Estimated read time: 1-2 minutes
This archived news story is available only for your personal, non-commercial use. Information in the story may be outdated or superseded by additional information. Reading or replaying the story in its archived form does not constitute a republication of the story.
NEW YORK, Dec 16, 2003 (United Press International via COMTEX) -- A new study indicates people living in U.S. cities face an increased risk of dying from a heart attack as a result of air pollution
The study's lead author, George Thurston of the New York University School of Medicine said: "It is clear that long-term exposure to the levels of air pollution that Americans are routinely exposed to is a significant contributor to ischemic heart disease.
"We observed that the increased risk of dying from some forms of heart disease among non-smokers living in polluted cities is roughly comparable to the increased risk caused by being a former smoker."
The study, published in the journal Circulation, was based on data collected by the American Cancer Society on the cause of death of some 500,000 adults from 1982 to 1998 and on data on pollution levels in cities nationwide.
The researchers found long-term exposure to tiny particles of soot and dust was linked to a 31 percent increase in the risk of dying from ischemic heart disease -- heart failure resulting from decreased oxygen supply to the heart muscle.

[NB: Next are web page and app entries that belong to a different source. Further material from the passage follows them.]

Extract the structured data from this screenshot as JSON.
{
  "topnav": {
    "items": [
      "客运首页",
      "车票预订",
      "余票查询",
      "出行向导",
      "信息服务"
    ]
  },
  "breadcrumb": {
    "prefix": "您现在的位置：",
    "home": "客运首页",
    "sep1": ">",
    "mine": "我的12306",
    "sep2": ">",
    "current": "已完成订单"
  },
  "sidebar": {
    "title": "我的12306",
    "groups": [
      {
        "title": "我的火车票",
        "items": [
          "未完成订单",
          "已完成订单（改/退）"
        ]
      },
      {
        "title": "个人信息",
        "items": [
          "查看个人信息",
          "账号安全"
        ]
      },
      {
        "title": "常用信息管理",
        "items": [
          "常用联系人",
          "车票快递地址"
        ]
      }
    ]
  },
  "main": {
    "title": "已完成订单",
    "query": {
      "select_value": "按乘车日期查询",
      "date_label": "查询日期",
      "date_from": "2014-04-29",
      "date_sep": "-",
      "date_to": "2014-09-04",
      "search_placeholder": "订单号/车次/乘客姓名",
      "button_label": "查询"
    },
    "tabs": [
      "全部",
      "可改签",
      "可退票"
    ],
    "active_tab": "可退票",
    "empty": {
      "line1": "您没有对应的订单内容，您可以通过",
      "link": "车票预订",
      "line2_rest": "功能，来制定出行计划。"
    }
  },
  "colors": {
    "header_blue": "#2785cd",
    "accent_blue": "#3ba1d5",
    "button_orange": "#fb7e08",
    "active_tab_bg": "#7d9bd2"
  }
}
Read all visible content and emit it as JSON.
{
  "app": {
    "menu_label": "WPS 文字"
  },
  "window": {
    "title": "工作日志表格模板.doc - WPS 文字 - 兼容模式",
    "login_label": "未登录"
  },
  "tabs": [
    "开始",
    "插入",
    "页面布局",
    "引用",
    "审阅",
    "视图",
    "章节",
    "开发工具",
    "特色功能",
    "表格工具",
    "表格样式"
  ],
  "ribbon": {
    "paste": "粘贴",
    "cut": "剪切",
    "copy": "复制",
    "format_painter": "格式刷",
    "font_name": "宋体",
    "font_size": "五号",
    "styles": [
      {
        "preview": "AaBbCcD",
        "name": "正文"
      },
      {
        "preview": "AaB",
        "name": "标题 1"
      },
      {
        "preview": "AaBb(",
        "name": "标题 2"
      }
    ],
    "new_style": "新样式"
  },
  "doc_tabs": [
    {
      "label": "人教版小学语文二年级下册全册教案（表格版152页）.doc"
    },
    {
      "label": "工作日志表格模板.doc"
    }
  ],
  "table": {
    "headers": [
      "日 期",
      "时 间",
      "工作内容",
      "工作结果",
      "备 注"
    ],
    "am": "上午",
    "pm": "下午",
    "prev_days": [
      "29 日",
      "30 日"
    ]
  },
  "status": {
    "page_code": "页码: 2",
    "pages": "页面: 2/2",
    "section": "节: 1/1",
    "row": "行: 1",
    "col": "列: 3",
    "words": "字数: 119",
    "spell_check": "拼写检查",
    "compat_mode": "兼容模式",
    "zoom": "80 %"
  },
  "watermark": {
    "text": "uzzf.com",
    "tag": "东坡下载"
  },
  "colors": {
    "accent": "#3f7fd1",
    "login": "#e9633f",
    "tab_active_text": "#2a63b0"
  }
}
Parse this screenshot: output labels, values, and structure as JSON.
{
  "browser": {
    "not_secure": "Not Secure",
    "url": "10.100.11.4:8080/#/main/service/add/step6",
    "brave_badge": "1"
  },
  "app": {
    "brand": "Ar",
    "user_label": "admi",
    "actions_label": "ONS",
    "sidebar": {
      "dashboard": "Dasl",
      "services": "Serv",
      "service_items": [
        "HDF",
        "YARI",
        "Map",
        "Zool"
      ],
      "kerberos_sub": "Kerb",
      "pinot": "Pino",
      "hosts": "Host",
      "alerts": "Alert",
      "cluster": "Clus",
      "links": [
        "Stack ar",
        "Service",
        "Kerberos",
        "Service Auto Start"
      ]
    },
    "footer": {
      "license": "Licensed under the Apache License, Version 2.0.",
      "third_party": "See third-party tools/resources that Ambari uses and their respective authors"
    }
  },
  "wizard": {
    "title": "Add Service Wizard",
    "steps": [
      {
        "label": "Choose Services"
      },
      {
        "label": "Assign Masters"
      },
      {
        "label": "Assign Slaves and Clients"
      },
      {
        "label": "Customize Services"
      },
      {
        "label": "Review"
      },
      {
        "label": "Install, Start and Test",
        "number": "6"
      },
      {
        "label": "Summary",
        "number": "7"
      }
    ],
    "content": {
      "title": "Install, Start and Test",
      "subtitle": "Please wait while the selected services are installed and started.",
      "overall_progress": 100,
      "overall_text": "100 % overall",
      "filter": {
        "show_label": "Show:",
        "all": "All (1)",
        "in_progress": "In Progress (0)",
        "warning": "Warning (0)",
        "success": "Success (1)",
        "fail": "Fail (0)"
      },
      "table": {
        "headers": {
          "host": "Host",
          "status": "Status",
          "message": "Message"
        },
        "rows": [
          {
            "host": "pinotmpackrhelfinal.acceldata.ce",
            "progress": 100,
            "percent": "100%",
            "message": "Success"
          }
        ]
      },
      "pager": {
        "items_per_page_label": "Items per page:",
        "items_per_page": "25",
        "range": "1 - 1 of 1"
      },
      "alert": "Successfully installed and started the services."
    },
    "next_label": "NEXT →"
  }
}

It's a risk comparable with being a former smoker -- 33 percent.
Copyright 2003 by United Press International.